Around that time, retractable landing gear was common in overseas aircraft designs but not in Japan. So, we decided to give it a try. We knew that the necessary oil pressure system had been developed in the US but we were not sure if it could be made in Japan. So, we started by putting to the test our own ideas. In the beginning it was a manual system but was a failure.
Maru: So the landing gear retracted by hand?
Doi: Soon after take-off we turned the handle by hand like crazy...
Imachi: We installed heavy armament on the heavy fighter. Originally there were no machine cannon designs available to install so we used a design for tanks. But it was way too heavy and was difficult to install.
Doi: The damn thing was more than 130kg!
Imachi: Another novelty was the rear machine gun position. Until that time the reconnaissance aircraft had a rear machine gun but the gunner had to stand up and use their body to swing it, causing excessive wind resistance. So, considering we were aiming for a high speed aircraft we decided to build something new. That was also another new easy-to-use plan of ours. All these little things were incorporated in the new Ki-45 “Toryu” design. In Kasawaki we didn’t built it with mass production in mind but more to test various ideas.
We installed Nakajima Ha-20 engines. That engine was of small size with fairly satisfactory performance. When we were building the “Toryu” prototype there was no available engine yet. Flight tests are more about the engine so we couldn’t exactly do the kind of tests we wanted.

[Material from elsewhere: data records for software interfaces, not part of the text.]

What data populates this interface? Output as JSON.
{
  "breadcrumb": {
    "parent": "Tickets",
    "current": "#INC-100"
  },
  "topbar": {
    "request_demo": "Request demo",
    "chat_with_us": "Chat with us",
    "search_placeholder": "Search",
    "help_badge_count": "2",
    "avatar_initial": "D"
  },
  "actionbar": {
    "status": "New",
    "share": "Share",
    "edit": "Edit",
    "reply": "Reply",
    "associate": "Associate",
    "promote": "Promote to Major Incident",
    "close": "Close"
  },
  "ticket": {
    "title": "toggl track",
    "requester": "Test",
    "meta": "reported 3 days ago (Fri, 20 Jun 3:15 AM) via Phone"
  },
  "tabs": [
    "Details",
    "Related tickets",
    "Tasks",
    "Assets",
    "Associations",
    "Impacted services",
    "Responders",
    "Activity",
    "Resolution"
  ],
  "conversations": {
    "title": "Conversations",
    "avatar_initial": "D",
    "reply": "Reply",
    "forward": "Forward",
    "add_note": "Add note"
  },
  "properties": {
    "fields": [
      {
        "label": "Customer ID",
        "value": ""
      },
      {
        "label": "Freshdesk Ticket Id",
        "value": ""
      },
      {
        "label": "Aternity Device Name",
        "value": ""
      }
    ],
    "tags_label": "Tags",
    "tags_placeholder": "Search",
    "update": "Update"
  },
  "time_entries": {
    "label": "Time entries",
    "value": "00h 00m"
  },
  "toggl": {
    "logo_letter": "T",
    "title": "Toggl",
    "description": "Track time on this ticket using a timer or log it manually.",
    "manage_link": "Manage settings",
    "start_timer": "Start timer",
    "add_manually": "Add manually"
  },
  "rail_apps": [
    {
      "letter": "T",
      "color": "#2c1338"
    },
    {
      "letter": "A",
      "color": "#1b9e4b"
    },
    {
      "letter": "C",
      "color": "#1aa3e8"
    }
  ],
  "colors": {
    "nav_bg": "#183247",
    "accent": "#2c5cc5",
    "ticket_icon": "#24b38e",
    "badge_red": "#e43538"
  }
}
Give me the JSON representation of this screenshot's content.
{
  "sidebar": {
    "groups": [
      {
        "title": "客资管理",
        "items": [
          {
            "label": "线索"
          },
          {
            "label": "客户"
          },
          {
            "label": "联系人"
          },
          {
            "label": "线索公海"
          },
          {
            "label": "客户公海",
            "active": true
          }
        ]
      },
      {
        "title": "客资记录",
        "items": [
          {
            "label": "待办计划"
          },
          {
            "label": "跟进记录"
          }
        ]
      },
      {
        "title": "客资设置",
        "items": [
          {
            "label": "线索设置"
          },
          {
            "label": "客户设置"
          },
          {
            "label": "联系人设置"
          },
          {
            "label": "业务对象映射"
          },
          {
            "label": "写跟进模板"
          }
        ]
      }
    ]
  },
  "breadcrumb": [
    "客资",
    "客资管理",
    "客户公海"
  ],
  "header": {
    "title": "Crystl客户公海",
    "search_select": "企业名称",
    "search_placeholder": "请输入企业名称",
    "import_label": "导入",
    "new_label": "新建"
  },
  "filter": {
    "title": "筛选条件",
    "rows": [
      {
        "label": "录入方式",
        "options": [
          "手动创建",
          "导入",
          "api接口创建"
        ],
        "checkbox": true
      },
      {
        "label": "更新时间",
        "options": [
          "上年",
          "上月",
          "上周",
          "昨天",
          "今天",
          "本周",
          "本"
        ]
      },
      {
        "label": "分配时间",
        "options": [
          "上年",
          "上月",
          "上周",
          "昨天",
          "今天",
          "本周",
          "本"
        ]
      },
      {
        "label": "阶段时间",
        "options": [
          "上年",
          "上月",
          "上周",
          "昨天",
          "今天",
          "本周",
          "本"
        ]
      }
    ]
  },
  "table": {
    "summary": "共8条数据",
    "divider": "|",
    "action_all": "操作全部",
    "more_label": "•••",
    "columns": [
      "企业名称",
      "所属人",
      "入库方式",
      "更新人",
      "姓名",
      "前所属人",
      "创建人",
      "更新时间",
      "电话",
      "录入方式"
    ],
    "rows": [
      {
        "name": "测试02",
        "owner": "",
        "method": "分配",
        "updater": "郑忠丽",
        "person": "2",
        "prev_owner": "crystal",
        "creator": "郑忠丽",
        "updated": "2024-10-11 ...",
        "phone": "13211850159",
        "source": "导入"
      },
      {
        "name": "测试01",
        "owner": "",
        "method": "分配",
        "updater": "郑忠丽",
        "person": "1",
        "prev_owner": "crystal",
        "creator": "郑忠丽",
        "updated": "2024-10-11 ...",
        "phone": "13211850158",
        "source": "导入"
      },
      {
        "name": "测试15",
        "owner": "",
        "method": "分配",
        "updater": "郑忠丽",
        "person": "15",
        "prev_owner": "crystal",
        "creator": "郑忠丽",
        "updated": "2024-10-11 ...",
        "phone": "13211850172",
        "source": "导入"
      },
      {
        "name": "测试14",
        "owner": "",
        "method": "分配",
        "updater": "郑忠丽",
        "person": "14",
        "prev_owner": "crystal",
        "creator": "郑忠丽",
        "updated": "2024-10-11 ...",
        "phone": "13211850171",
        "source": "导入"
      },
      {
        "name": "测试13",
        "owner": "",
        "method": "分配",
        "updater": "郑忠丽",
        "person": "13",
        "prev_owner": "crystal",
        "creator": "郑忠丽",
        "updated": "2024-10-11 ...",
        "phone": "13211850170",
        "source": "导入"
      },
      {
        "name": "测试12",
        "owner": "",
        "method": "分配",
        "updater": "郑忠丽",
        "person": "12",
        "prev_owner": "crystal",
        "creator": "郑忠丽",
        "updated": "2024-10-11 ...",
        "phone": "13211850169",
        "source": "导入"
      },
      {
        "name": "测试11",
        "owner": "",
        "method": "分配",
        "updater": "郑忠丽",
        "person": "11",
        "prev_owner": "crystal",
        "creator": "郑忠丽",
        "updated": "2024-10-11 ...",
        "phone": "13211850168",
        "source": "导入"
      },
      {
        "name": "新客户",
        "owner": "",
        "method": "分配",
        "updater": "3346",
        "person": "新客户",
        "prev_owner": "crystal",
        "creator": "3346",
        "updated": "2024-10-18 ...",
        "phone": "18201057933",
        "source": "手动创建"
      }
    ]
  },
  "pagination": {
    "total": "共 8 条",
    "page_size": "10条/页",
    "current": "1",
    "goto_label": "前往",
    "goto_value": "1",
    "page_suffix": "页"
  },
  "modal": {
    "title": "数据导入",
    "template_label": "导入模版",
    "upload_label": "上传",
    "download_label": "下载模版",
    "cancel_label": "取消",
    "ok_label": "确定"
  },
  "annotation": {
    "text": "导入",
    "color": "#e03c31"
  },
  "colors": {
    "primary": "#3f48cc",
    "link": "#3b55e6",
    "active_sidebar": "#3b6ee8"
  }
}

1 comment:

D. Chouinard said...

Very interesting! Gives good insight to the decisions that lead to the Ki-45.